### Task directions
Repeat each entry word for word; the images are not part of the copy.

[Records excerpted from a collection]
==================================================

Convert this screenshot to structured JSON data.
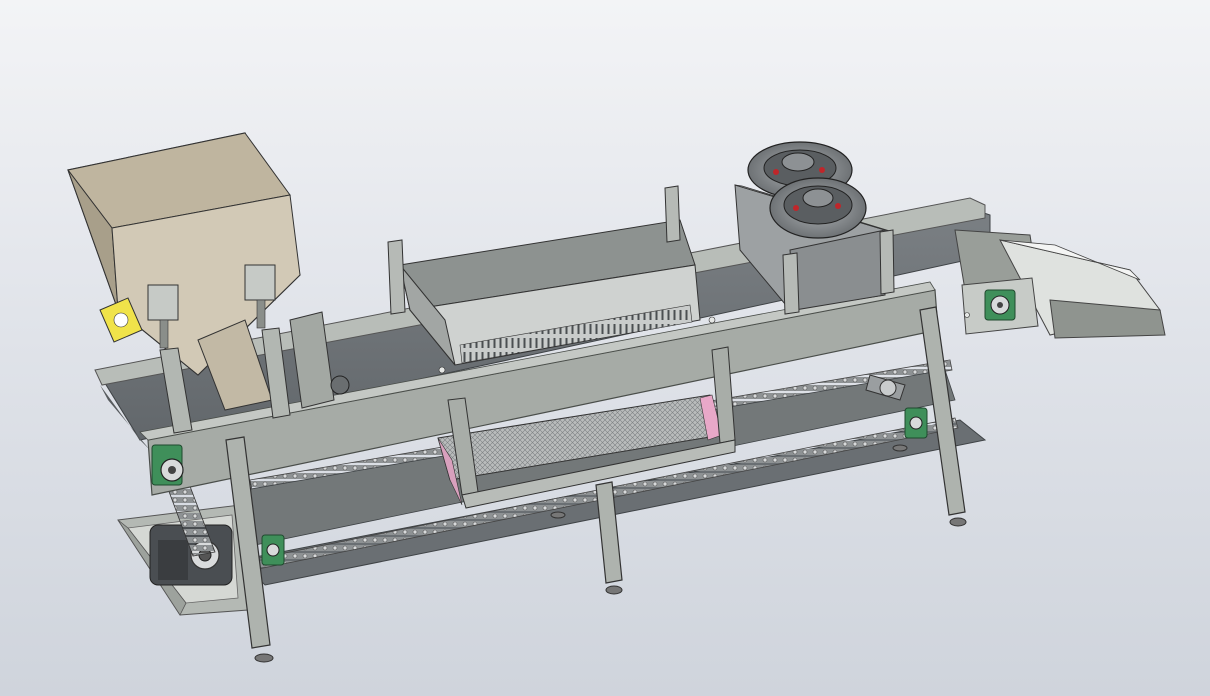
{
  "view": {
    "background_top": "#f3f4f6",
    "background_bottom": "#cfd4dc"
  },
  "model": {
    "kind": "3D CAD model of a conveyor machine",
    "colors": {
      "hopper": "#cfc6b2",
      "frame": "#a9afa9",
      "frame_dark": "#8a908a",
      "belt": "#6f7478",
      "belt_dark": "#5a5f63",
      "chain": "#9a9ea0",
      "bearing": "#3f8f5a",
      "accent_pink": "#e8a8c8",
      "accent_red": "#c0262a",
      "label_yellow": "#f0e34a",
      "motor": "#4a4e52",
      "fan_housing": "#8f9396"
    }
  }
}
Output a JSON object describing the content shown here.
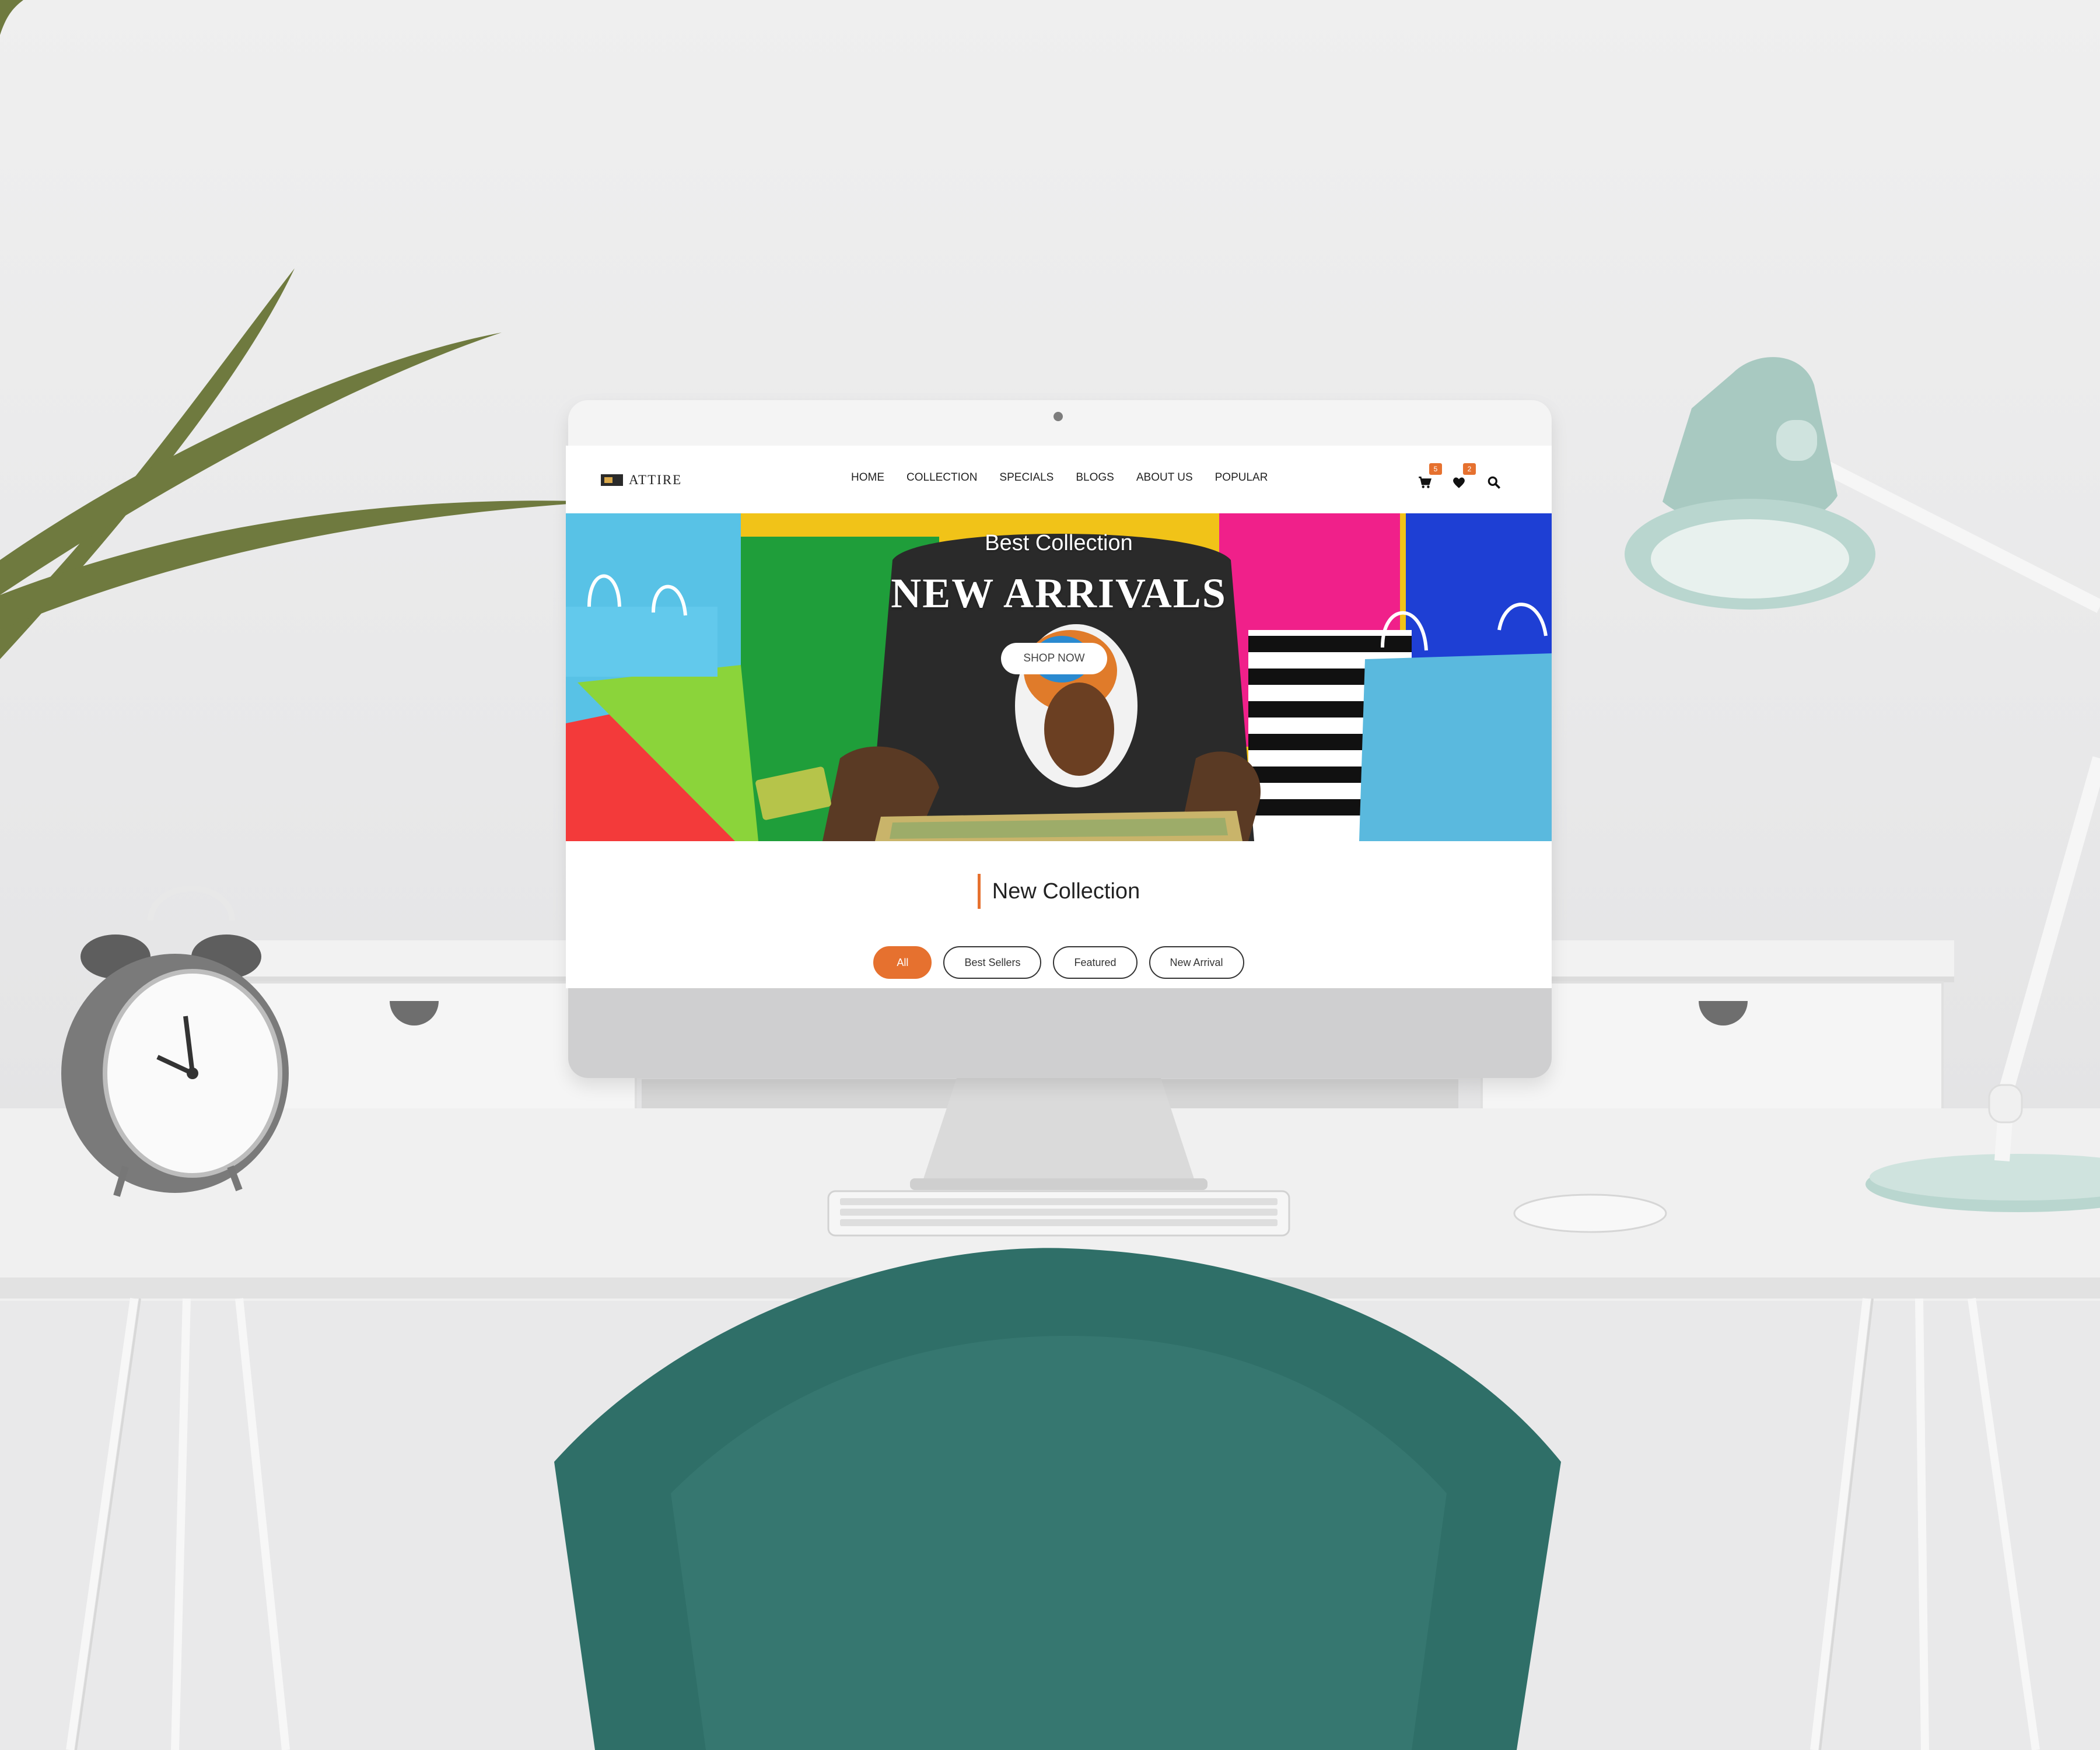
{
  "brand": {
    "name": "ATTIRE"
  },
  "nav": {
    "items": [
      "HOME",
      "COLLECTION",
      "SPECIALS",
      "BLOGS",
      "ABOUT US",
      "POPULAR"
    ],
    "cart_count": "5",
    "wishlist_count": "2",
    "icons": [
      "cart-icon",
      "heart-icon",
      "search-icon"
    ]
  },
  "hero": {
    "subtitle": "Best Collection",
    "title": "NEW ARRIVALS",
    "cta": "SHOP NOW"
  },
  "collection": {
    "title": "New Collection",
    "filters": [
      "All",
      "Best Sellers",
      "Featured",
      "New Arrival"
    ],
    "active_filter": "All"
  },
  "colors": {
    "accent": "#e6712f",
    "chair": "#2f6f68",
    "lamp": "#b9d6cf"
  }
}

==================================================

### Answer space
Convert this screenshot to structured JSON data.
{
  "view": {
    "background_top": "#f3f4f6",
    "background_bottom": "#cfd4dc"
  },
  "model": {
    "kind": "3D CAD model of a conveyor machine",
    "colors": {
      "hopper": "#cfc6b2",
      "frame": "#a9afa9",
      "frame_dark": "#8a908a",
      "belt": "#6f7478",
      "belt_dark": "#5a5f63",
      "chain": "#9a9ea0",
      "bearing": "#3f8f5a",
      "accent_pink": "#e8a8c8",
      "accent_red": "#c0262a",
      "label_yellow": "#f0e34a",
      "motor": "#4a4e52",
      "fan_housing": "#8f9396"
    }
  }
}
Output a JSON object describing the content shown here.
{
  "brand": {
    "name": "ATTIRE"
  },
  "nav": {
    "items": [
      "HOME",
      "COLLECTION",
      "SPECIALS",
      "BLOGS",
      "ABOUT US",
      "POPULAR"
    ],
    "cart_count": "5",
    "wishlist_count": "2",
    "icons": [
      "cart-icon",
      "heart-icon",
      "search-icon"
    ]
  },
  "hero": {
    "subtitle": "Best Collection",
    "title": "NEW ARRIVALS",
    "cta": "SHOP NOW"
  },
  "collection": {
    "title": "New Collection",
    "filters": [
      "All",
      "Best Sellers",
      "Featured",
      "New Arrival"
    ],
    "active_filter": "All"
  },
  "colors": {
    "accent": "#e6712f",
    "chair": "#2f6f68",
    "lamp": "#b9d6cf"
  }
}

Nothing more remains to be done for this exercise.